With her cheeky nature, Richardson was the dominant force for a couple of years in the late 1980s, long after the Blanchelanders had moved out.
Grayland preceded everyone on this list and was comfortably the best woman player the island possessed when King’s opened its doors in 1973.
That year she won the CI title, beating Jersey’s Liz Canavan in five.
That she made it as high as Division Three in the King’s mixed league ladder also showed her to be a fine player.
‘Her standard was phenomenal for the era,’ claims Harbour, who would place two more youngsters at five and six on the list.
Fiona Yates was an emerging star in the very early days of King’s.
‘She was in a squad of six for an England junior team picked and of a very high standard. She would have made it to Grayland’s standard by the time she was 16 or 17.’
Higher education took her away from the island and another to disappear all too quickly for the long-term good of the local game, was Warr.
‘She was a good, solid player.
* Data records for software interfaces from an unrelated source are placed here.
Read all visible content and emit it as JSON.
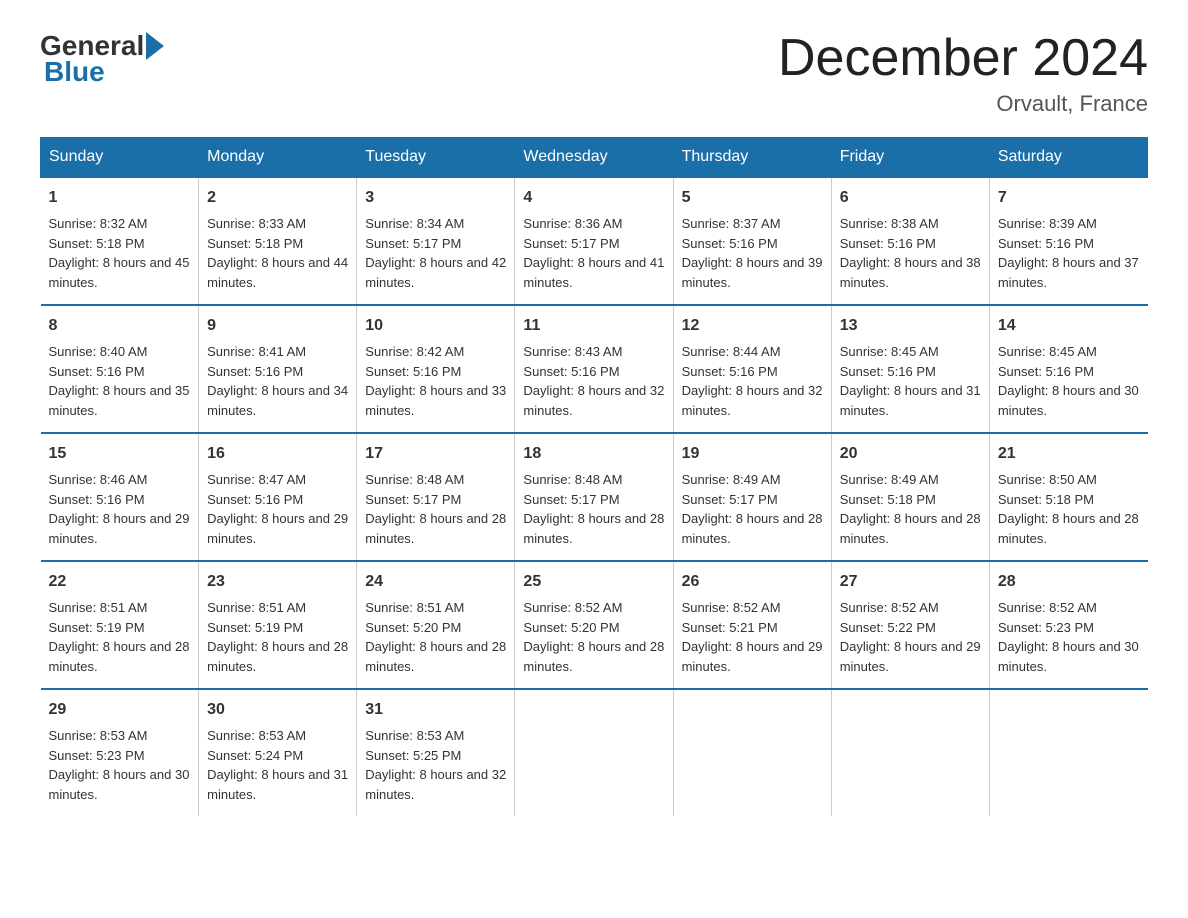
{
  "logo": {
    "general": "General",
    "blue": "Blue"
  },
  "title": "December 2024",
  "subtitle": "Orvault, France",
  "weekdays": [
    "Sunday",
    "Monday",
    "Tuesday",
    "Wednesday",
    "Thursday",
    "Friday",
    "Saturday"
  ],
  "weeks": [
    [
      {
        "day": "1",
        "sunrise": "8:32 AM",
        "sunset": "5:18 PM",
        "daylight": "8 hours and 45 minutes."
      },
      {
        "day": "2",
        "sunrise": "8:33 AM",
        "sunset": "5:18 PM",
        "daylight": "8 hours and 44 minutes."
      },
      {
        "day": "3",
        "sunrise": "8:34 AM",
        "sunset": "5:17 PM",
        "daylight": "8 hours and 42 minutes."
      },
      {
        "day": "4",
        "sunrise": "8:36 AM",
        "sunset": "5:17 PM",
        "daylight": "8 hours and 41 minutes."
      },
      {
        "day": "5",
        "sunrise": "8:37 AM",
        "sunset": "5:16 PM",
        "daylight": "8 hours and 39 minutes."
      },
      {
        "day": "6",
        "sunrise": "8:38 AM",
        "sunset": "5:16 PM",
        "daylight": "8 hours and 38 minutes."
      },
      {
        "day": "7",
        "sunrise": "8:39 AM",
        "sunset": "5:16 PM",
        "daylight": "8 hours and 37 minutes."
      }
    ],
    [
      {
        "day": "8",
        "sunrise": "8:40 AM",
        "sunset": "5:16 PM",
        "daylight": "8 hours and 35 minutes."
      },
      {
        "day": "9",
        "sunrise": "8:41 AM",
        "sunset": "5:16 PM",
        "daylight": "8 hours and 34 minutes."
      },
      {
        "day": "10",
        "sunrise": "8:42 AM",
        "sunset": "5:16 PM",
        "daylight": "8 hours and 33 minutes."
      },
      {
        "day": "11",
        "sunrise": "8:43 AM",
        "sunset": "5:16 PM",
        "daylight": "8 hours and 32 minutes."
      },
      {
        "day": "12",
        "sunrise": "8:44 AM",
        "sunset": "5:16 PM",
        "daylight": "8 hours and 32 minutes."
      },
      {
        "day": "13",
        "sunrise": "8:45 AM",
        "sunset": "5:16 PM",
        "daylight": "8 hours and 31 minutes."
      },
      {
        "day": "14",
        "sunrise": "8:45 AM",
        "sunset": "5:16 PM",
        "daylight": "8 hours and 30 minutes."
      }
    ],
    [
      {
        "day": "15",
        "sunrise": "8:46 AM",
        "sunset": "5:16 PM",
        "daylight": "8 hours and 29 minutes."
      },
      {
        "day": "16",
        "sunrise": "8:47 AM",
        "sunset": "5:16 PM",
        "daylight": "8 hours and 29 minutes."
      },
      {
        "day": "17",
        "sunrise": "8:48 AM",
        "sunset": "5:17 PM",
        "daylight": "8 hours and 28 minutes."
      },
      {
        "day": "18",
        "sunrise": "8:48 AM",
        "sunset": "5:17 PM",
        "daylight": "8 hours and 28 minutes."
      },
      {
        "day": "19",
        "sunrise": "8:49 AM",
        "sunset": "5:17 PM",
        "daylight": "8 hours and 28 minutes."
      },
      {
        "day": "20",
        "sunrise": "8:49 AM",
        "sunset": "5:18 PM",
        "daylight": "8 hours and 28 minutes."
      },
      {
        "day": "21",
        "sunrise": "8:50 AM",
        "sunset": "5:18 PM",
        "daylight": "8 hours and 28 minutes."
      }
    ],
    [
      {
        "day": "22",
        "sunrise": "8:51 AM",
        "sunset": "5:19 PM",
        "daylight": "8 hours and 28 minutes."
      },
      {
        "day": "23",
        "sunrise": "8:51 AM",
        "sunset": "5:19 PM",
        "daylight": "8 hours and 28 minutes."
      },
      {
        "day": "24",
        "sunrise": "8:51 AM",
        "sunset": "5:20 PM",
        "daylight": "8 hours and 28 minutes."
      },
      {
        "day": "25",
        "sunrise": "8:52 AM",
        "sunset": "5:20 PM",
        "daylight": "8 hours and 28 minutes."
      },
      {
        "day": "26",
        "sunrise": "8:52 AM",
        "sunset": "5:21 PM",
        "daylight": "8 hours and 29 minutes."
      },
      {
        "day": "27",
        "sunrise": "8:52 AM",
        "sunset": "5:22 PM",
        "daylight": "8 hours and 29 minutes."
      },
      {
        "day": "28",
        "sunrise": "8:52 AM",
        "sunset": "5:23 PM",
        "daylight": "8 hours and 30 minutes."
      }
    ],
    [
      {
        "day": "29",
        "sunrise": "8:53 AM",
        "sunset": "5:23 PM",
        "daylight": "8 hours and 30 minutes."
      },
      {
        "day": "30",
        "sunrise": "8:53 AM",
        "sunset": "5:24 PM",
        "daylight": "8 hours and 31 minutes."
      },
      {
        "day": "31",
        "sunrise": "8:53 AM",
        "sunset": "5:25 PM",
        "daylight": "8 hours and 32 minutes."
      },
      {
        "day": "",
        "sunrise": "",
        "sunset": "",
        "daylight": ""
      },
      {
        "day": "",
        "sunrise": "",
        "sunset": "",
        "daylight": ""
      },
      {
        "day": "",
        "sunrise": "",
        "sunset": "",
        "daylight": ""
      },
      {
        "day": "",
        "sunrise": "",
        "sunset": "",
        "daylight": ""
      }
    ]
  ]
}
Very handy,’ recalls Harbour who had another faith in her to play at third string for a Guernsey junior squad at Home Internationals level.
At seven, the spotlight falls on a player who turned herself from a nothing to island champion with straightforward hard work.
The left-handed Marilyn Pugh was a worthy island number one for many years, replacing Richardson at the top and squeezing out a couple of Channel Islands championships at a time – crossing the late 80s and early 90s – when Michaela Dawson was a strong player in the sister isle.
Indeed, Pugh’s influence on the Guernsey game should never be forgotten, serving as GSRA president and enthusiastically steering the sport.
At eight, Jo Robinson utilised her outstanding talents, including strength and fitness, to become island champion in Pugh’s era and another tough performer, who could never be underestimated, was Di Hudson.
The ultimate competitor, what she lacked in mobility, Hudson made up much of it in her canny knack of getting underneath her opponent’s skin.
Final spot goes to another island champion of the relatively modern era, Lynn Goodall.
A good all-round player with a range of shots, she perhaps lacked the power and speed to challenge those above her in the top-10 chart.